With respect to gestational age, we did not find significant associations with the consumption of fish, coffee, sugar-sweetened beverages and calcium supplementation and this variable. Other studies have found that consumption of fish (16) and calcium supplementation (14) are associated with longer gestational period and reduction in the risk of pre-term birth, while consumption of coffee (17) and artificial sweetened beverages (18) are associated with preterm delivery.
A possible explanation for the lack of associations between the frequency of consumption of these food groups and some of the pregnancy related complications measured in this study is that participants may have sub-reported food consumption in the questionnaire as it was self-administered. Also, the questionnaire did not allow distinguishing if the food was fresh or frozen, or which type of cooking method was used, which was a limitation of this study. In addition, many women did not complete the FFQ. Furthermore, most participants were healthy, so the number of participants experiencing any abnormal levels in the outcomes studied was rather low. Also, the use of a convenience sample and the crosssectional design of our study does not allow us to infer causality or to generalize our findings to other groups of pregnant women.

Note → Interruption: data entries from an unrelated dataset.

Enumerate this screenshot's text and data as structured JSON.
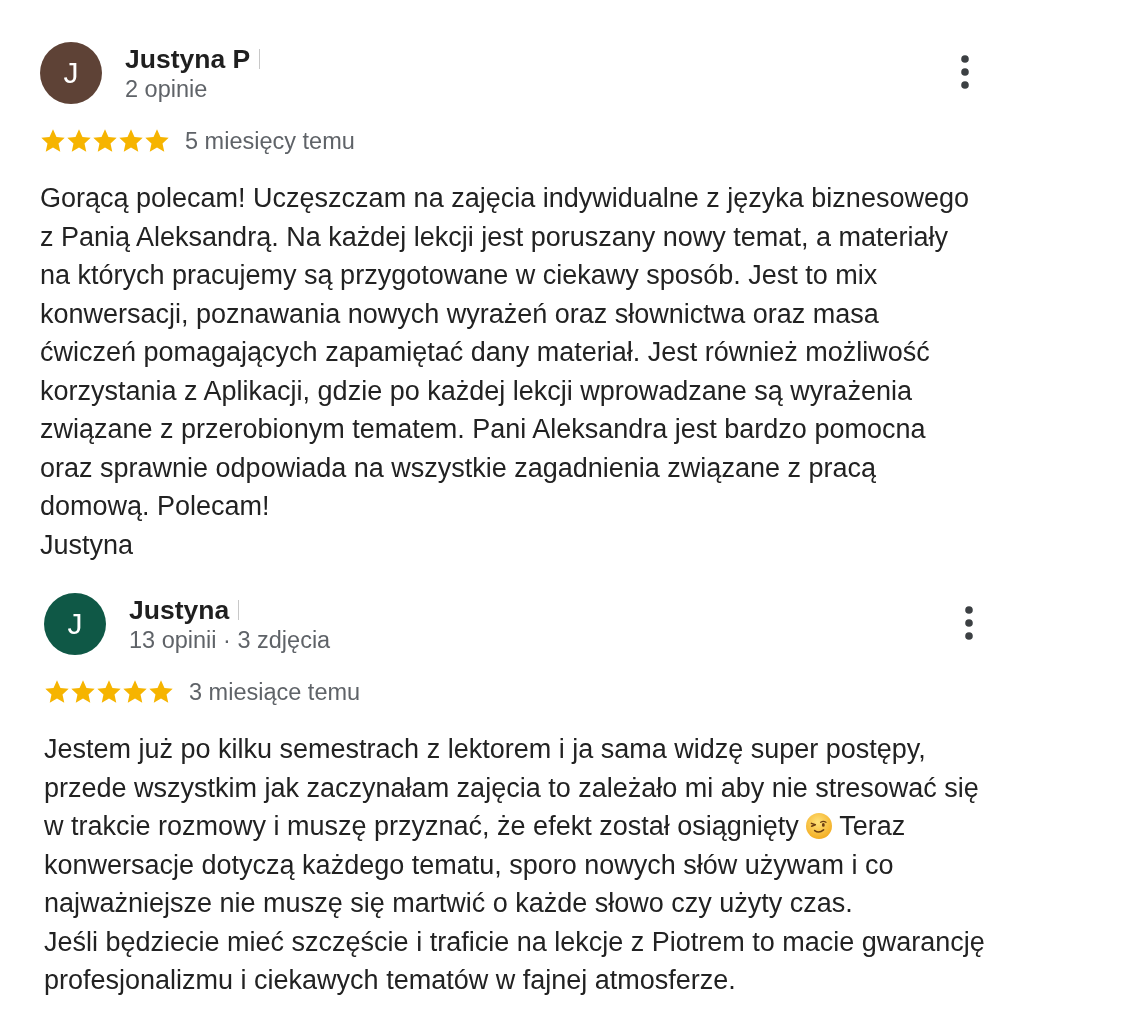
{
  "reviews": [
    {
      "author": "Justyna P",
      "initial": "J",
      "color": "#5e4236",
      "meta": "2 opinie",
      "stars": 5,
      "time": "5 miesięcy temu",
      "paragraphs": [
        [
          {
            "kind": "text",
            "text": "Gorącą polecam! Uczęszczam na zajęcia indywidualne z języka biznesowego z Panią Aleksandrą. Na każdej lekcji jest poruszany nowy temat, a materiały na których pracujemy są przygotowane w ciekawy sposób. Jest to mix konwersacji, poznawania nowych wyrażeń oraz słownictwa oraz masa ćwiczeń pomagających zapamiętać dany materiał. Jest również możliwość korzystania z Aplikacji, gdzie po każdej lekcji wprowadzane są wyrażenia związane z przerobionym tematem. Pani Aleksandra jest bardzo pomocna oraz sprawnie odpowiada na wszystkie zagadnienia związane z pracą domową. Polecam!"
          }
        ],
        [
          {
            "kind": "text",
            "text": "Justyna"
          }
        ]
      ]
    },
    {
      "author": "Justyna",
      "initial": "J",
      "color": "#0f5846",
      "meta": "13 opinii · 3 zdjęcia",
      "stars": 5,
      "time": "3 miesiące temu",
      "paragraphs": [
        [
          {
            "kind": "text",
            "text": "Jestem już po kilku semestrach z lektorem i ja sama widzę super postępy, przede wszystkim jak zaczynałam zajęcia to zależało mi aby nie stresować się w trakcie rozmowy i muszę przyznać, że efekt został osiągnięty"
          },
          {
            "kind": "emoji"
          },
          {
            "kind": "text",
            "text": "Teraz konwersacje dotyczą każdego tematu, sporo nowych słów używam i co najważniejsze nie muszę się martwić o każde słowo czy użyty czas."
          }
        ],
        [
          {
            "kind": "text",
            "text": "Jeśli będziecie mieć szczęście i traficie na lekcje z Piotrem to macie gwarancję profesjonalizmu i ciekawych tematów w fajnej atmosferze."
          }
        ]
      ]
    }
  ]
}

In conclusion, high consumption of rice and desserts and sweets, which are high glycemic foods, were associated with higher blood glucose levels. In this Hispanic population, white rice is a main staple of the diet. Therefore, interventions in Puerto Rico should target reducing white rice consumption, as well as desserts and sweets, during pregnancy for controlling blood glucose levels. With simply exchanging refined carbohydrates with their whole grain version, which are lower in their glycemic index and higher in their fiber content, many pregnant women could maintain blood sugar at optimal levels, which could potentially help reduce development of GDM. However, more studies are needed to confirm these results.
Funding source: Supported by award P42ES017198-01A1 (Superfund Research for the National Institute of Environmental Health Sciences) and in part by awards G12RR03051 (RCMI Clinical Research Center), 5G12-MD007600 (Center for Collaborative Research in Health Disparities), and U54MD007587 (Puerto Rico Clinical and Translational Research Consortium) from the Institute on Minority Health and Health Disparities, National Institutes of Health